Recorded information:

_ _ _ _

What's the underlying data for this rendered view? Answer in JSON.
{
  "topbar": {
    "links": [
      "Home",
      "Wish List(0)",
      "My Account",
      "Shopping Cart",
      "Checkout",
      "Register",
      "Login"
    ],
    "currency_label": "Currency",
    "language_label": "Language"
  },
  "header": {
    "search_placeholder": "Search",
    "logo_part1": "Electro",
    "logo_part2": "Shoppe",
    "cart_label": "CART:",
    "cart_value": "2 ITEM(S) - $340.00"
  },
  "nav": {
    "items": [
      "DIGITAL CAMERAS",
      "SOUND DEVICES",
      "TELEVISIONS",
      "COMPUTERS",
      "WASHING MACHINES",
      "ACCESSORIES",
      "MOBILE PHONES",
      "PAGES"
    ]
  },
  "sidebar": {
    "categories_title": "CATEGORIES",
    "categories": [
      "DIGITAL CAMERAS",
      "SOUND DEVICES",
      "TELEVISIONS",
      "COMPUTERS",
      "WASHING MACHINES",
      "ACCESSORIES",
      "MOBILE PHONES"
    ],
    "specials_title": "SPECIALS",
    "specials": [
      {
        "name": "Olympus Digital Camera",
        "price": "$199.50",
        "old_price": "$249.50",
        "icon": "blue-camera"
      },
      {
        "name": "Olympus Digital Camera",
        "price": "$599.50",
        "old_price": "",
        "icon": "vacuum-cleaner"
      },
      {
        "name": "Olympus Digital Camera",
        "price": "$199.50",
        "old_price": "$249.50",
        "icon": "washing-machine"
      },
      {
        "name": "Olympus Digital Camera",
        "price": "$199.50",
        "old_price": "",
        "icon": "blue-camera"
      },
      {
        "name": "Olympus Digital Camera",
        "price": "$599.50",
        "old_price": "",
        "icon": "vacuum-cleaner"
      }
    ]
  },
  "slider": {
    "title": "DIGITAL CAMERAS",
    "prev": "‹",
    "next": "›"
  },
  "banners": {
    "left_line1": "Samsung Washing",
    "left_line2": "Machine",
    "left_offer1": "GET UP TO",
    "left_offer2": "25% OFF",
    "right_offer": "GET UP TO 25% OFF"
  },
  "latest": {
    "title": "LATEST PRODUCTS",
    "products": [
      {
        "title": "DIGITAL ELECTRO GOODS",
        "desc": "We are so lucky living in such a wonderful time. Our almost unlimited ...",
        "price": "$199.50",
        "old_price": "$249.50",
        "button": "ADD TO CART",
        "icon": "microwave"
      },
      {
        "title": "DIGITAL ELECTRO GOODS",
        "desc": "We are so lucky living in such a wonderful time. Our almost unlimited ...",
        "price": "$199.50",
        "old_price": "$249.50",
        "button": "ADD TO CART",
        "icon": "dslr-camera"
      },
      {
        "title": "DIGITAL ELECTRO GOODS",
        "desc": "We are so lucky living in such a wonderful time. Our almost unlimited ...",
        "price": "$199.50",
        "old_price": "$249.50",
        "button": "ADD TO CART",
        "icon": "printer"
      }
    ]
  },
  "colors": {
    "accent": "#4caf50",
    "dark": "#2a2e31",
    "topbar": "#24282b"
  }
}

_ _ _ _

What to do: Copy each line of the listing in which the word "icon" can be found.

Answer box:
        "icon": "blue-camera"
        "icon": "vacuum-cleaner"
        "icon": "washing-machine"
        "icon": "blue-camera"
        "icon": "vacuum-cleaner"
        "icon": "microwave"
        "icon": "dslr-camera"
        "icon": "printer"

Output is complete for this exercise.